Compiling to Nix: A Quick Overview

Compiling to Nix: A Quick Overview

What are the languages that target Nix? Why might someone choose not to write an expression directly in Nix? How do these languages differ from one another?

This lightning talk will offer a brief overview of languages that can compile to Nix. For instance, Dhall, PureScript and Nickel (even though it doesn't directly translate to Nix). What do the generated expressions look like? Can I use them to write a package definition or a NixOS configuration?

EDIT: I will not have the time to introduce an experimental toy project of mine: a Scheme dialect that compiles to Nix, featuring a static type system inspired by the contracts library. But I will be more than happy to discuss it while HackDay!

Dynamic Derivations: what and why

Dynamic Derivations: what and why

In this quick talk, tomberek will introduce an upcoming experimental feature that has been in development for several years: dynamic derivations (RFC92). The talk will describe the motivation, the current status, implementation details, and a teaser of user-facing value they provide.

References:

Reinventing the wheel with Zilch

Reinventing the wheel with Zilch

It's been twenty years since Nix was unleashed upon this world, and yet, the only real alternative is Guix‽ Well, not on my watch! I've been working on Zilch for a while now, and it's starting to be ready to be released to the wild. This talk will describe what this fresh new Nix-compatible alternative is, how it came into being, and what the wider Nix community could learn from it.

Layered Nix Stores

Layered Nix Stores

A new Nix store implementation — local-overlay — that lets you create a writable layer over another underlying store.

Nix has various different store implementations. For example the daemon store, which provides store access to unprivileged users on multiuser systems.

Some caveats apply, but the new local-overlay store lets you combine an existing lower store with an upper layer, similar to the Linux Overlay Filesystem.
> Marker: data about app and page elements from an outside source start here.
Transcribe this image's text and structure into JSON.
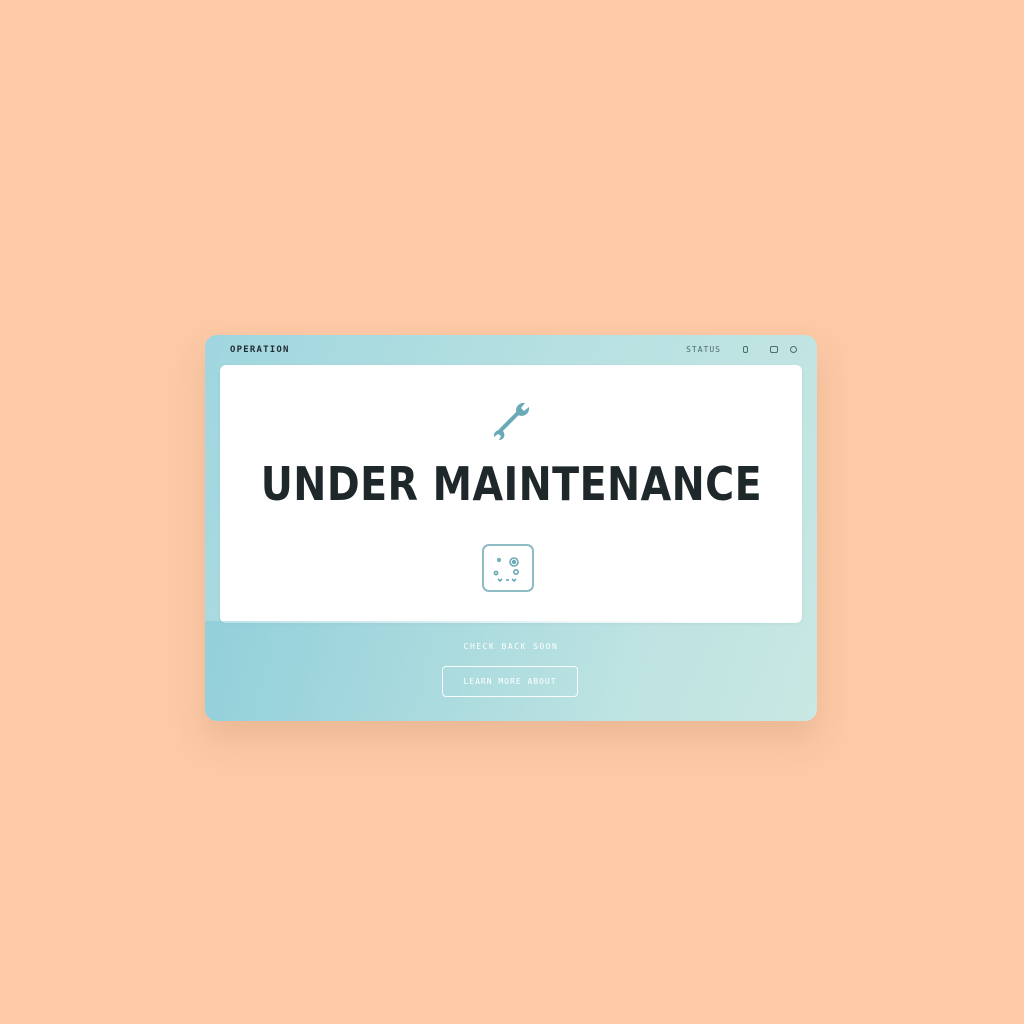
{
  "window": {
    "title": "OPERATION",
    "title_right_text": "STATUS",
    "controls": [
      "minimize",
      "maximize",
      "close"
    ]
  },
  "panel": {
    "icon": "wrench-icon",
    "heading": "UNDER MAINTENANCE",
    "status_icon": "gears-icon"
  },
  "footer": {
    "caption": "CHECK BACK SOON",
    "button_label": "LEARN MORE ABOUT"
  },
  "colors": {
    "background": "#fdc9a6",
    "window_accent": "#9fd6df",
    "icon_stroke": "#6aa9b8",
    "heading": "#1e2729"
  }
}
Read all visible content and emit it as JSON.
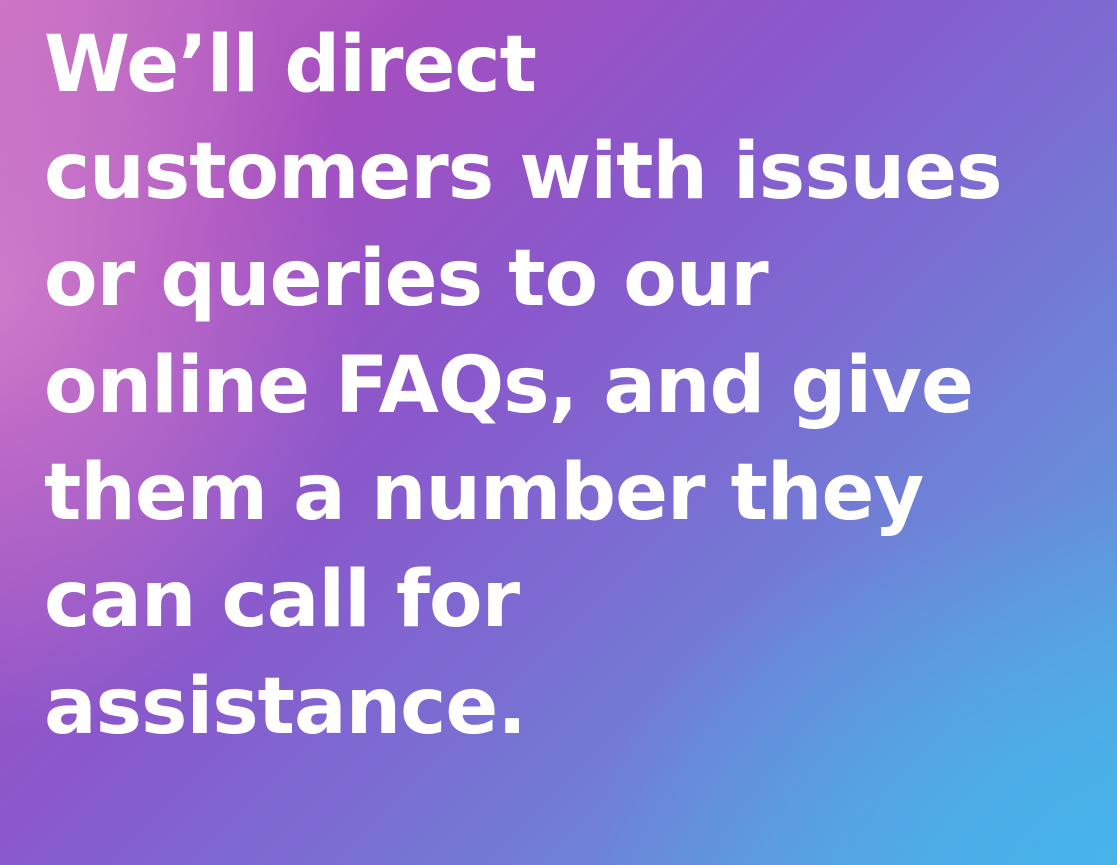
{
  "headline": {
    "lines": [
      "We’ll direct",
      "customers with issues",
      "or queries to our",
      "online FAQs, and give",
      "them a number they",
      "can call for",
      "assistance."
    ]
  },
  "colors": {
    "text": "#ffffff",
    "gradient_start": "#c86fc4",
    "gradient_mid": "#8a58cc",
    "gradient_end": "#4fb0e6"
  }
}
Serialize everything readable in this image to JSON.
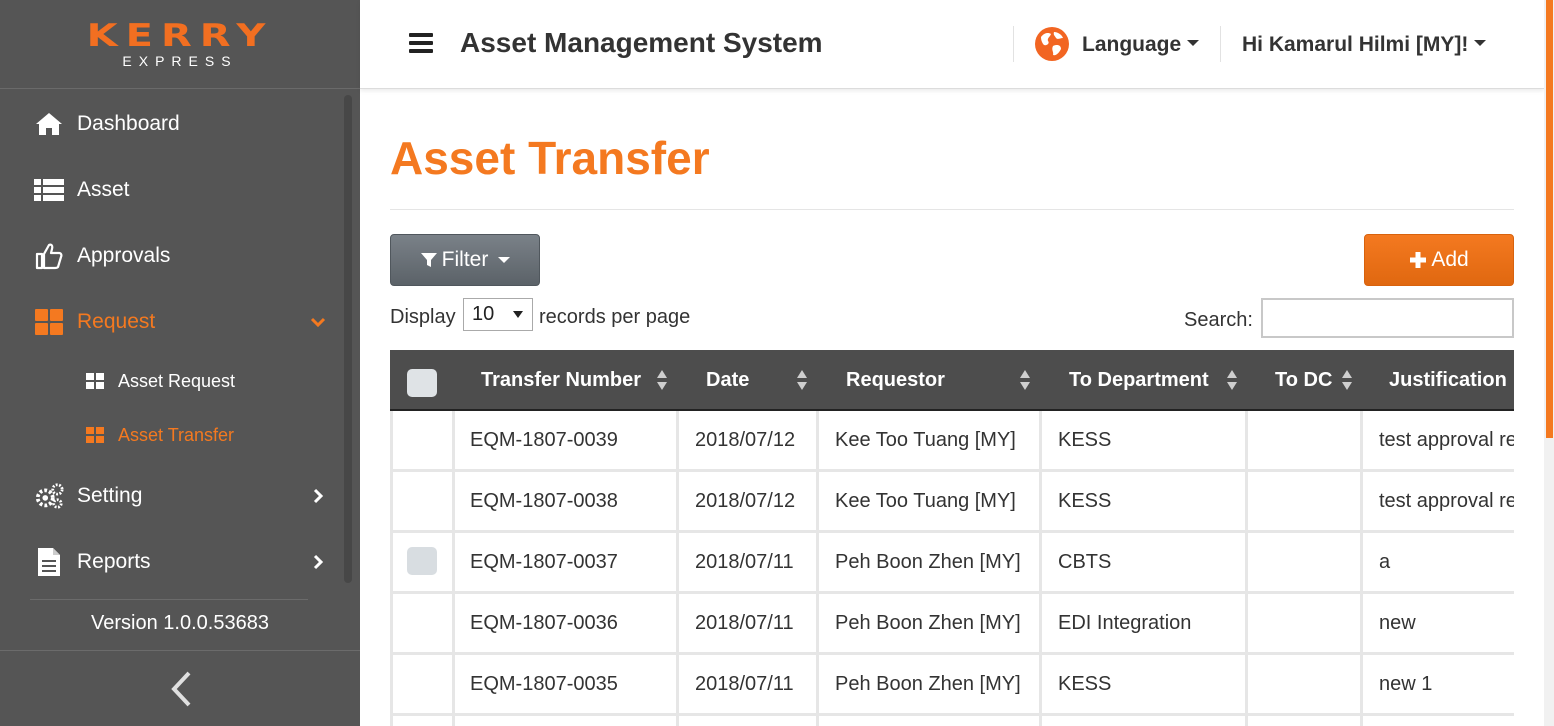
{
  "brand": {
    "logo_top": "KERRY",
    "logo_bottom": "EXPRESS",
    "accent": "#f47920"
  },
  "header": {
    "title": "Asset Management System",
    "language_label": "Language",
    "user_greeting": "Hi Kamarul Hilmi [MY]!"
  },
  "sidebar": {
    "items": [
      {
        "label": "Dashboard",
        "icon": "home-icon"
      },
      {
        "label": "Asset",
        "icon": "list-icon"
      },
      {
        "label": "Approvals",
        "icon": "thumbs-up-icon"
      },
      {
        "label": "Request",
        "icon": "grid-icon",
        "active": true,
        "expanded": true
      },
      {
        "label": "Setting",
        "icon": "gears-icon"
      },
      {
        "label": "Reports",
        "icon": "document-icon"
      }
    ],
    "sub_items": [
      {
        "label": "Asset Request",
        "active": false
      },
      {
        "label": "Asset Transfer",
        "active": true
      }
    ],
    "version": "Version 1.0.0.53683"
  },
  "page": {
    "title": "Asset Transfer",
    "filter_label": "Filter",
    "add_label": "Add",
    "display_label": "Display",
    "page_size": "10",
    "records_per_page_label": "records per page",
    "search_label": "Search:",
    "search_value": ""
  },
  "table": {
    "columns": [
      "Transfer Number",
      "Date",
      "Requestor",
      "To Department",
      "To DC",
      "Justification"
    ],
    "rows": [
      {
        "number": "EQM-1807-0039",
        "date": "2018/07/12",
        "requestor": "Kee Too Tuang [MY]",
        "department": "KESS",
        "dc": "",
        "justification": "test approval re",
        "checkbox": false
      },
      {
        "number": "EQM-1807-0038",
        "date": "2018/07/12",
        "requestor": "Kee Too Tuang [MY]",
        "department": "KESS",
        "dc": "",
        "justification": "test approval re",
        "checkbox": false
      },
      {
        "number": "EQM-1807-0037",
        "date": "2018/07/11",
        "requestor": "Peh Boon Zhen [MY]",
        "department": "CBTS",
        "dc": "",
        "justification": "a",
        "checkbox": true
      },
      {
        "number": "EQM-1807-0036",
        "date": "2018/07/11",
        "requestor": "Peh Boon Zhen [MY]",
        "department": "EDI Integration",
        "dc": "",
        "justification": "new",
        "checkbox": false
      },
      {
        "number": "EQM-1807-0035",
        "date": "2018/07/11",
        "requestor": "Peh Boon Zhen [MY]",
        "department": "KESS",
        "dc": "",
        "justification": "new 1",
        "checkbox": false
      }
    ]
  }
}
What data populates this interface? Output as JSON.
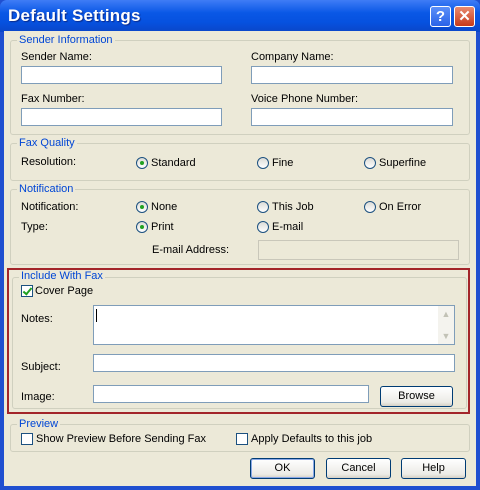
{
  "window": {
    "title": "Default Settings",
    "help_glyph": "?",
    "close_glyph": "✕"
  },
  "sender": {
    "legend": "Sender Information",
    "sender_name_label": "Sender Name:",
    "company_name_label": "Company Name:",
    "fax_number_label": "Fax Number:",
    "voice_phone_label": "Voice Phone Number:"
  },
  "quality": {
    "legend": "Fax Quality",
    "resolution_label": "Resolution:",
    "options": [
      "Standard",
      "Fine",
      "Superfine"
    ],
    "selected": "Standard"
  },
  "notification": {
    "legend": "Notification",
    "notification_label": "Notification:",
    "notification_options": [
      "None",
      "This Job",
      "On Error"
    ],
    "notification_selected": "None",
    "type_label": "Type:",
    "type_options": [
      "Print",
      "E-mail"
    ],
    "type_selected": "Print",
    "email_label": "E-mail Address:"
  },
  "include": {
    "legend": "Include With Fax",
    "cover_page_label": "Cover Page",
    "cover_page_checked": true,
    "notes_label": "Notes:",
    "subject_label": "Subject:",
    "image_label": "Image:",
    "browse_label": "Browse"
  },
  "preview": {
    "legend": "Preview",
    "show_preview_label": "Show Preview Before Sending Fax",
    "apply_defaults_label": "Apply Defaults to this job"
  },
  "footer": {
    "ok_label": "OK",
    "cancel_label": "Cancel",
    "help_label": "Help"
  },
  "colors": {
    "titlebar": "#0a58e6",
    "legend_text": "#0046d5",
    "highlight_border": "#a3252a"
  }
}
Anything in the lower store will be accessible via the overlay store, while modifying the overlay store will only change the upper layer and leave the lower store untouched.